Harriet Alexander, Daily Mail, July 16, 2020
Stefan Kozak, CEO of North America for the Austria-based company, and Amy Taylor, North America president and chief marketing officer were let go, the energy drink company confirmed on Tuesday.
Kozak and Taylor had lobbied in recent weeks for more diversity in the company and were blamed for the leak of a letter that criticized Red Bull’s ‘public silence’ on Black Lives Matter.
Florian Klaass, the Austrian-based head of global head of music, entertainment, and culture marketing, was also fired.
All three were told they were losing their jobs on Monday, Business Insider reported.
Klaass had been under fire since a February presentation in Detroit to 100 employees, discussing the global reach of the company.
In his presentation he showed a slide, which was leaked to Business Insider, of a world map that illustrated world stereotypes through American eyes.
America was marked: ‘We’re number 1!’ while Canada was labeled ‘uninhabited’.
The Middle East and Southeast Asia were marked as ‘evil doers,’ continental Europe as ‘pussies,’ and South America as ‘coffee comes from here I think.’
Mexico was marked ‘they do our laundry’; China was shown with the label ‘they make our stuff’; the Middle East had an arrow indicating ‘bombs go here’.

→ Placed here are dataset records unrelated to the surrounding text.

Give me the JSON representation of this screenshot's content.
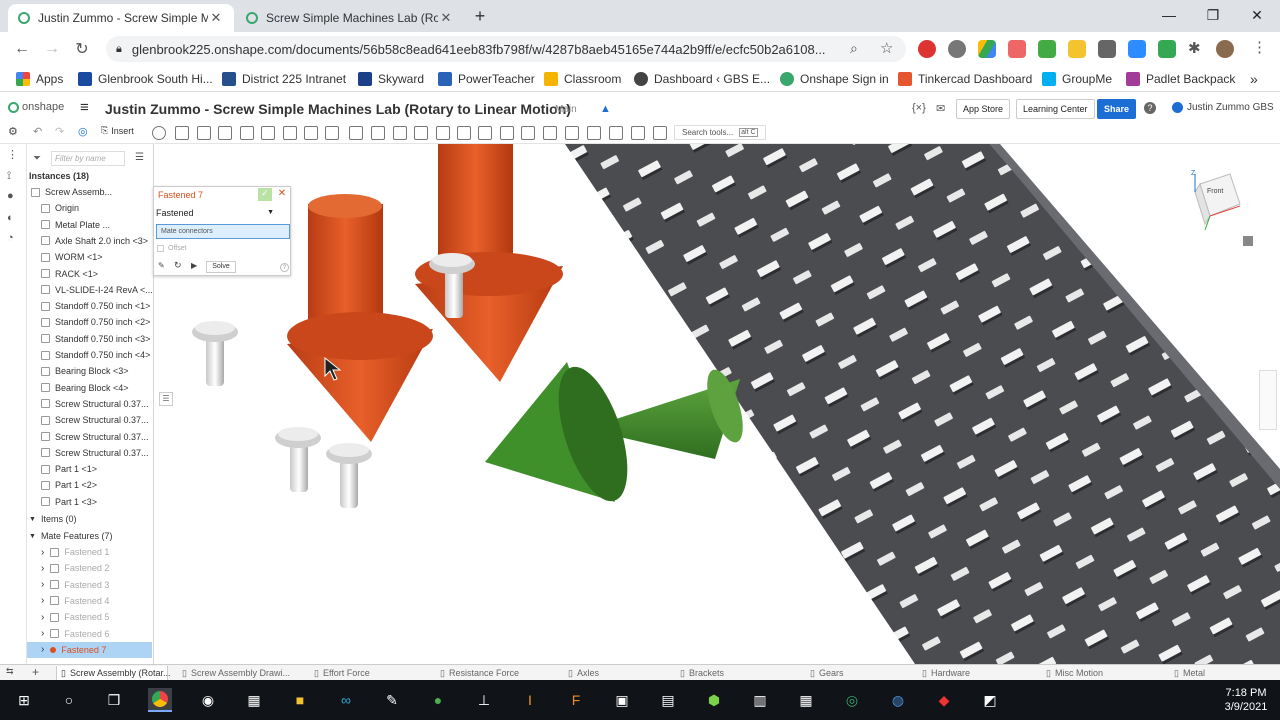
{
  "browser": {
    "tabs": [
      {
        "title": "Justin Zummo - Screw Simple Ma",
        "active": true
      },
      {
        "title": "Screw Simple Machines Lab (Rot",
        "active": false
      }
    ],
    "new_tab": "+",
    "window_controls": {
      "minimize": "—",
      "restore": "❐",
      "close": "✕"
    },
    "url": "glenbrook225.onshape.com/documents/56b58c8ead641eeb83fb798f/w/4287b8aeb45165e744a2b9ff/e/ecfc50b2a6108...",
    "bookmarks": [
      {
        "label": "Apps",
        "color": "#e44"
      },
      {
        "label": "Glenbrook South Hi...",
        "color": "#1a4aa0"
      },
      {
        "label": "District 225 Intranet",
        "color": "#25508c"
      },
      {
        "label": "Skyward",
        "color": "#1c3f8a"
      },
      {
        "label": "PowerTeacher",
        "color": "#2a62b8"
      },
      {
        "label": "Classroom",
        "color": "#f4b400"
      },
      {
        "label": "Dashboard ‹ GBS E...",
        "color": "#444"
      },
      {
        "label": "Onshape Sign in",
        "color": "#3aa76d"
      },
      {
        "label": "Tinkercad Dashboard",
        "color": "#e4572e"
      },
      {
        "label": "GroupMe",
        "color": "#00aff0"
      },
      {
        "label": "Padlet Backpack",
        "color": "#a33b99"
      }
    ],
    "bookmarks_more": "»"
  },
  "onshape": {
    "logo": "onshape",
    "document_title": "Justin Zummo - Screw Simple Machines Lab (Rotary to Linear Motion)",
    "workspace": "Main",
    "header_buttons": {
      "app_store": "App Store",
      "learning_center": "Learning Center",
      "share": "Share",
      "help": "?",
      "user": "Justin Zummo GBS"
    },
    "toolbar": {
      "insert": "Insert",
      "search_placeholder": "Search tools...",
      "search_shortcut": "alt C"
    },
    "filter_placeholder": "Filter by name",
    "instances_header": "Instances (18)",
    "instances": [
      {
        "label": "Screw Assemb...",
        "indent": 0
      },
      {
        "label": "Origin",
        "indent": 1
      },
      {
        "label": "Metal Plate ...",
        "indent": 1
      },
      {
        "label": "Axle Shaft 2.0 inch <3>",
        "indent": 1
      },
      {
        "label": "WORM <1>",
        "indent": 1
      },
      {
        "label": "RACK <1>",
        "indent": 1
      },
      {
        "label": "VL-SLIDE-I-24 RevA <...",
        "indent": 1
      },
      {
        "label": "Standoff 0.750 inch <1>",
        "indent": 1
      },
      {
        "label": "Standoff 0.750 inch <2>",
        "indent": 1
      },
      {
        "label": "Standoff 0.750 inch <3>",
        "indent": 1
      },
      {
        "label": "Standoff 0.750 inch <4>",
        "indent": 1
      },
      {
        "label": "Bearing Block <3>",
        "indent": 1
      },
      {
        "label": "Bearing Block <4>",
        "indent": 1
      },
      {
        "label": "Screw Structural 0.37...",
        "indent": 1
      },
      {
        "label": "Screw Structural 0.37...",
        "indent": 1
      },
      {
        "label": "Screw Structural 0.37...",
        "indent": 1
      },
      {
        "label": "Screw Structural 0.37...",
        "indent": 1
      },
      {
        "label": "Part 1 <1>",
        "indent": 1
      },
      {
        "label": "Part 1 <2>",
        "indent": 1
      },
      {
        "label": "Part 1 <3>",
        "indent": 1
      }
    ],
    "items_header": "Items (0)",
    "mate_features_header": "Mate Features (7)",
    "mate_features": [
      "Fastened 1",
      "Fastened 2",
      "Fastened 3",
      "Fastened 4",
      "Fastened 5",
      "Fastened 6",
      "Fastened 7"
    ],
    "dialog": {
      "title": "Fastened 7",
      "type": "Fastened",
      "connectors_field": "Mate connectors",
      "offset": "Offset",
      "solve": "Solve"
    },
    "view_cube": {
      "face": "Front",
      "top_axis": "Z"
    },
    "bottom_tabs": [
      "Screw Assembly (Rotar...",
      "Screw Assembly Drawi...",
      "Effort Force",
      "Resistance Force",
      "Axles",
      "Brackets",
      "Gears",
      "Hardware",
      "Misc Motion",
      "Metal"
    ]
  },
  "taskbar": {
    "time": "7:18 PM",
    "date": "3/9/2021"
  },
  "colors": {
    "orange_part": "#d9501f",
    "green_part": "#3f8f2a",
    "plate": "#4a4b4f",
    "onshape_blue": "#1c6ed4"
  }
}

Antarctica was simply: ‘cold’.
Australia was marked: ‘kangaroos’, and Africa was labeled: ‘zoo animals come from here’.
Multiple employees said Klaass’ Austria-based team included the slide, despite being warned not to do so by U.S. colleagues.
The company said he was let go due to downsizing.
While Red Bull employees in the US have been pressing for the company to be more vocal about racism, Red Bull’s billionaire CEO Dietrich Mateschitz is a Donald Trump admirer who has spoken out against ‘political correctness’.
The 76-year-old tycoon also owns a media firm which has been criticized for giving a platform to far-right activists in his native Austria.
Taylor, a 20-year veteran of the company, had been working for some time on making the company more inclusive.
She is an outspoken gay rights activist and has been commended for her efforts to make the company more open and tolerant.
Taylor wanted the company to speak out about racism and was working on a project to increase black representation but the company leadership was ‘not interested’, sources claim.
The Red Bull F1 team did put a statement out on June 22 speaking of its ‘determination to tackle the challenges that we as a sport, but also society, are facing’, saying that racism ‘has no place in our modern world’.
The main Red Bull Instagram account posted a black square on June 2 in an online trend called Blackout Tuesday, which many celebrities used as a way of showing support for Black Lives Matter.
However, Kozak reportedly told employees on June 17 that the brand would not make further public comments on the matter.
Red Bull has not commented on the shake-up of its senior U.S. staff, but said the firm was dedicated to countering racism.
‘We reject racism in every form, we always have, and we always will,’ the company’s board said in a statement to The Wall Street Journal.
‘Red Bull has always put people and their dreams and accomplishments at its core and values the contribution of each and every person – no matter who they are.
‘We want everyone who feels this way to be welcome in Red Bull.’